Moto G Stylus review: Verdict

The Moto G Stylus is a solid phone with an interesting feature that makes it easier to jot down notes whenever you want. It delivers good performance for the price and the cameras — while hit and miss — generally produce some decent shots if not the kinds of quality photos you'd get from the Pixel 3a or iPhone SE. If you don't want to spend more than $300 on a phone, the Moto G Stylus is a very good option.

And yet, I don't think it's the best cheap phone option, not even from Motorola.

In terms of performance, camera and design, there's very little separating the Moto G Stylus from the Moto G Power. And the big difference — battery life — skews heavily toward the Power's favor. It would feel like a closer fight if you could do more with the namesake stylus on this more expensive phone, but without support for more apps, the Moto G Stylus feels too much like a gimmick instead of the bargain that the Moto G Power is. 

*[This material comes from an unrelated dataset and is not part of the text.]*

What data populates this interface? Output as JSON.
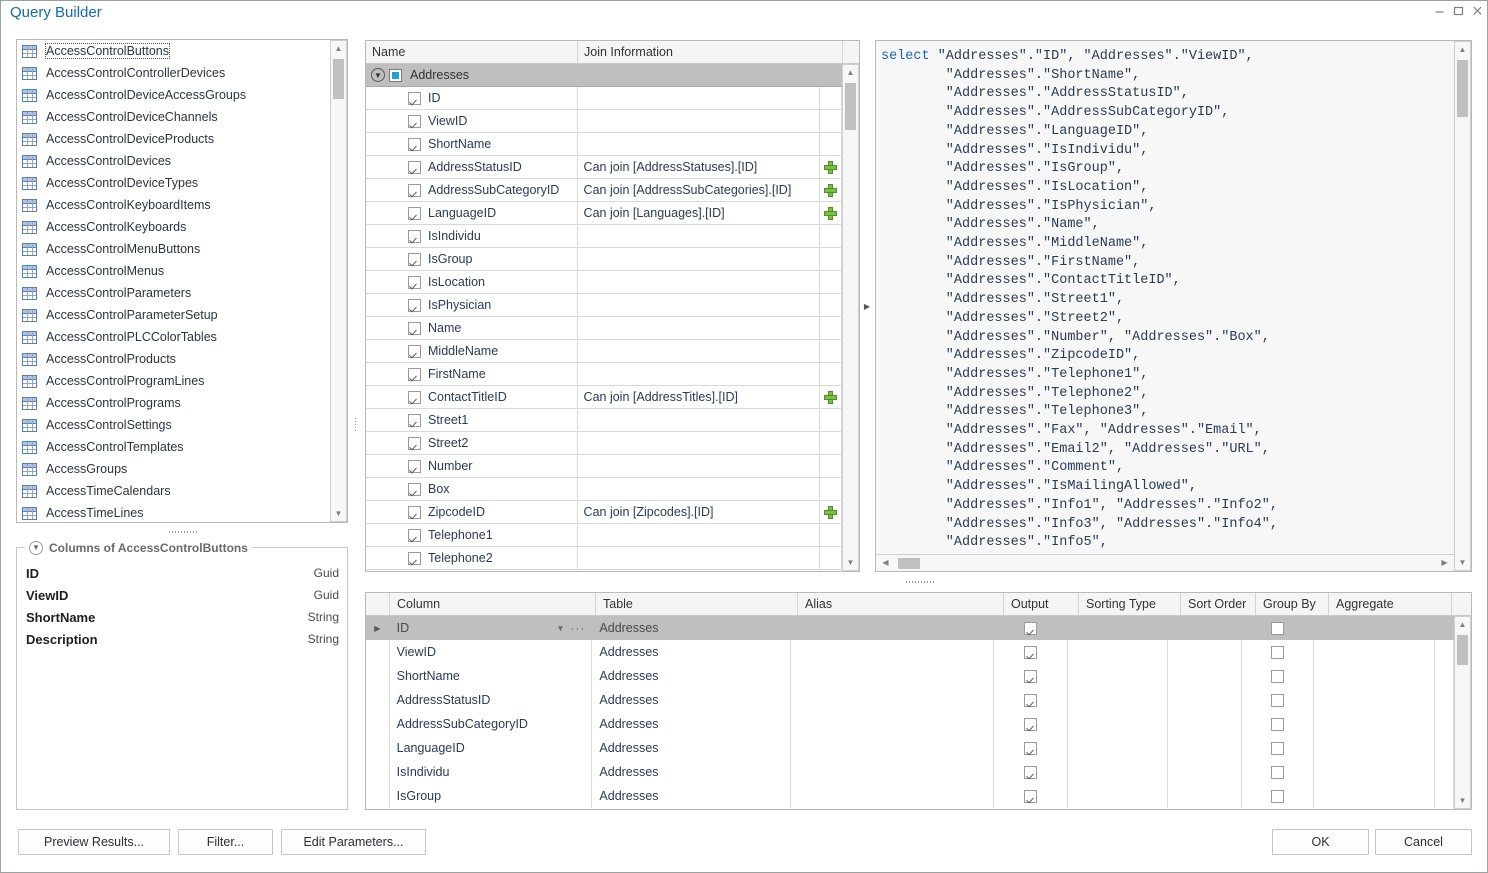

Philip Michaels

Philip Michaels is a Managing Editor at Tom's Guide. He's been covering personal technology since 1999 and was in the building when Steve Jobs showed off the iPhone for the first time. He's been evaluating smartphones since that first iPhone debuted in 2007, and he's been following phone carriers and smartphone plans since 2015. He has strong opinions about Apple, the Oakland Athletics, old movies and proper butchery techniques. Follow him at @PhilipMichaels.

  • Sctajc
    It's made and owned by a Chinese company.
  • darbyjack
    Owned by a Hong Kong company - not the same. Btw most phones are made in China, including Apple.